SOURCES: Heidi A. Zangi, graduate student, National Resource Center for Rehabilitation in Rheumatology, Diakonhjemmet Hospital, Oslo; Stefan G. Hofmann, Ph.D., professor, psychology, Boston University; Kendrin Sonneville, Sc.D., clinical nutrition specialist, Children's Hospital, Boston; Dec. 20, 2011, Annals of the Rheumatic Diseases, online
MONDAY, Dec. 19 -- Knee pain is common in middle-aged and older women, a new study finds.
Researchers analyzed 12 years of data collected from nearly 500 women, ages 44 to 57, in Britain and found that 63 percent of those 50 and older reported persistent, incident or intermittent knee pain.
Forty-four percent of the women said they had experienced "any pain" and 23 percent said they had knee pain on most days of the previous month. Among those with "any pain" or "pain on most days," 9 percent and 2 percent had persistent pain; 24 percent and 16 percent had incident pain, and 29 percent and 18 percent had intermittent pain, respectively.

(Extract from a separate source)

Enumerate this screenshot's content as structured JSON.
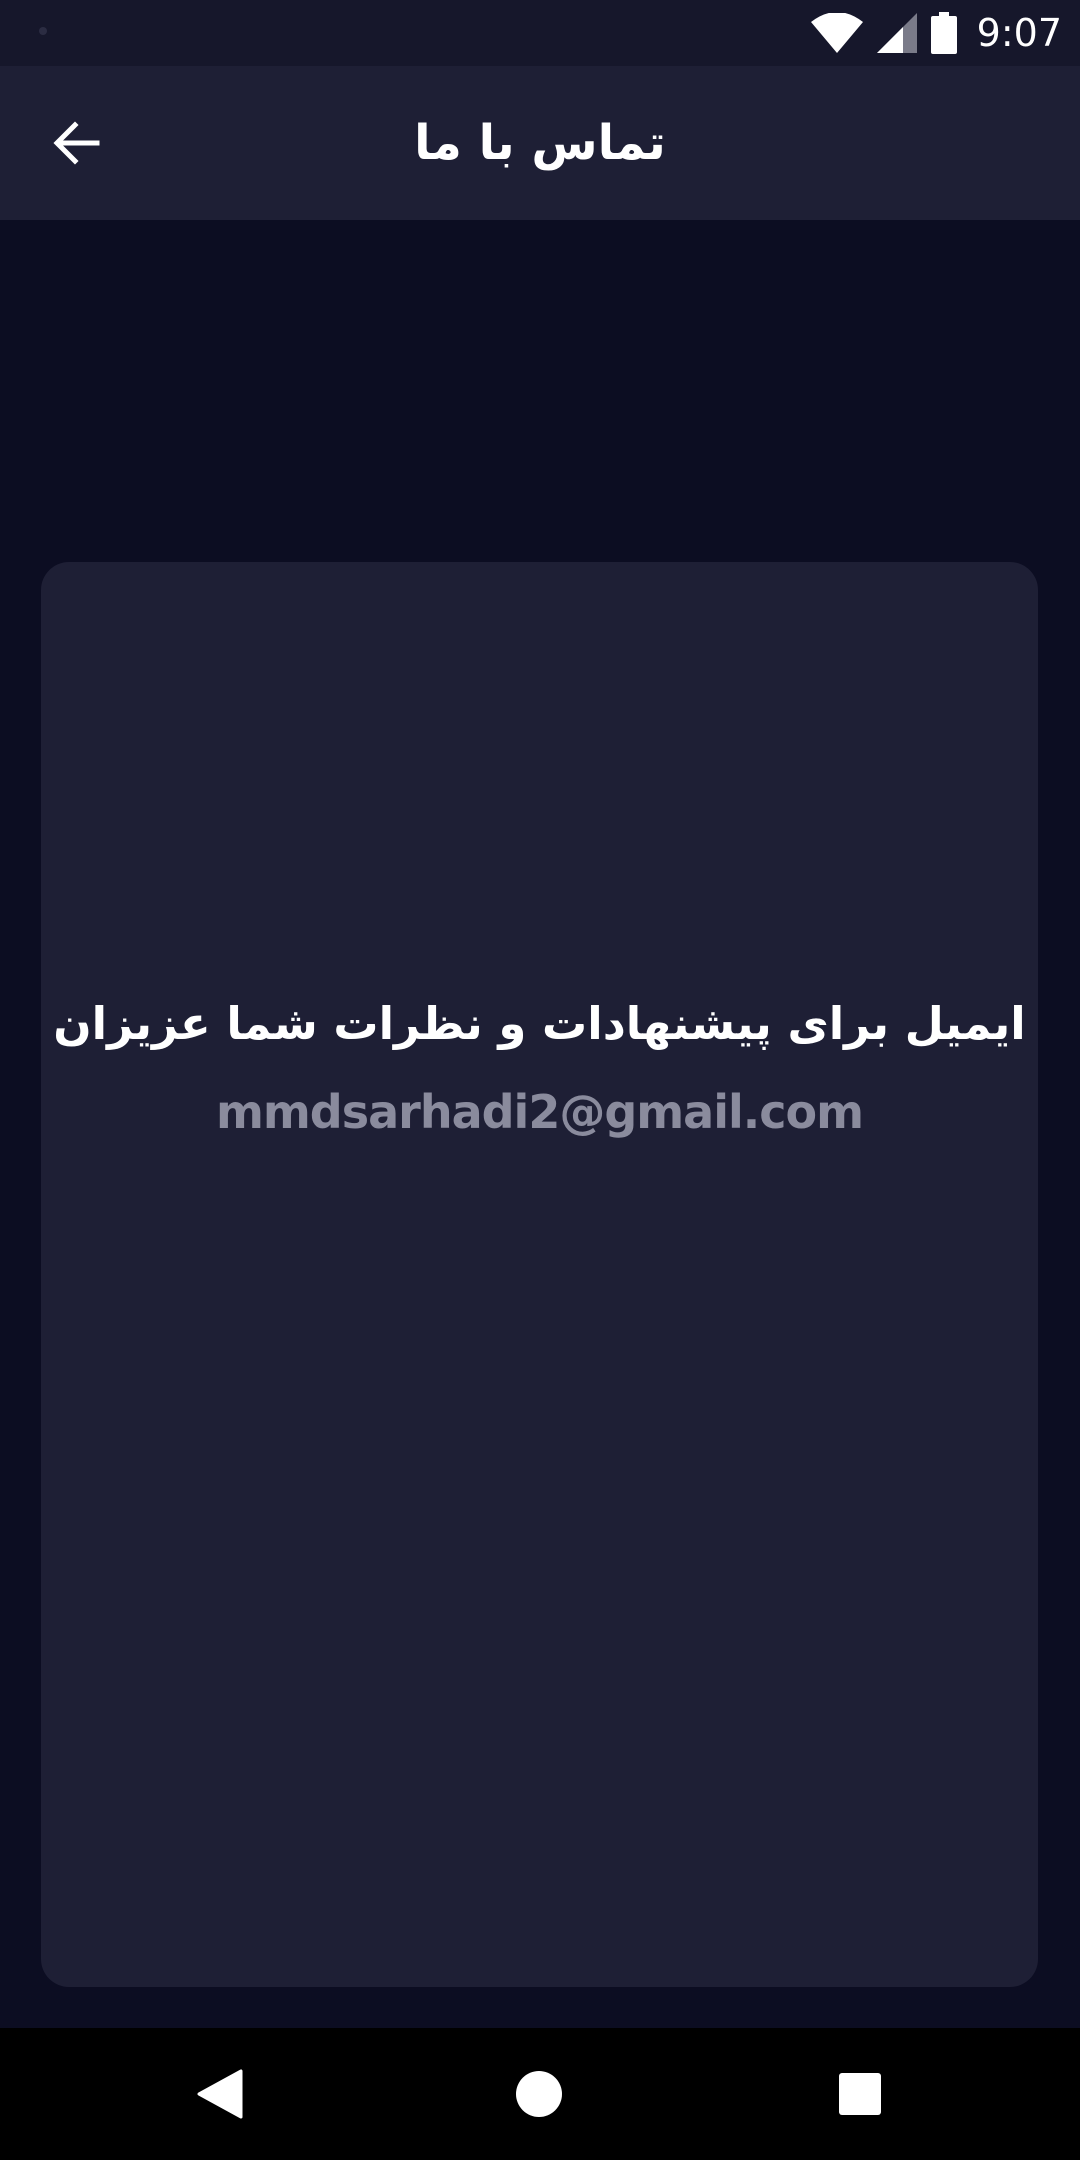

Higher body mass index, previous knee injury and radiographic osteoarthritis (OA) -- joint deterioration visible through imaging -- were predictors for persistent pain, the researchers found. Knee injury was also a predictor for intermittent pain.
The study was published Dec. 19 in the journal Arthritis & Rheumatism.
"Our study is the first community-based investigation of knee pain patterns using multiple assessment points over a 12-year period," lead author Dr. Nigel Arden, a professor of rheumatology at the University of Oxford, said in a journal news release.
"Understanding the prevalence and predictors of knee pain is the first step in developing comprehensive pain assessment plans that could lead to more targeted treatment options for those burdened by OA," he added.
Osteoarthritis, a leading cause of disability worldwide, affects more than 27 million Americans over age 25, according to the American College of Rheumatology.
-- Robert Preidt
SOURCE: Arthritis & Rheumatism, news release, Dec. 19, 2011
-- Psoriatic arthritis is an inflammatory joint condition that is associated with the chronic skin condition psoriasis.
The Arthritis Foundation says common symptoms of psoriatic arthritis include:
MONDAY, Nov. 28 -- Patients who receive artificial joints made with titanium may develop painful inflammation that could destroy bone and loosen the new joint, according to a new study of mice published by the Journal of Immunology.
Contrary to previous studies that blamed bacteria for the inflammation, researchers at the University of Medicine and Dentistry of New Jersey reported that tiny titanium particles that flake off the artificial joints through normal wear and tear may be the cause of the inflammation.
The type of inflammatory response triggered, known as a Th2 response, is more commonly associated with allergic responses and parasitic worm infections, the researchers said in a university news release. The titanium particles, which were seen an invading parasites or allergens, resulted in the generation of immune cells called "alternatively activated macrophages" in the mice.
The release noted although the potential effects of inflammation in the joint are not entirely clear, there is increasing evidence that alternatively activated macrophages contribute to bone destruction in patients who receive prostheses and in those with certain forms of arthritis.
-- Mary Elizabeth Dallas
SOURCE: University of Medicine and Dentistry of New Jersey, news release, Nov. 21, 2011
-- Rheumatoid arthritis causes chronic swelling and inflammation in the joints, which can result in permanent damage and long-term complications.
The Cleveland Clinic cites these possible symptoms of rheumatoid arthritis: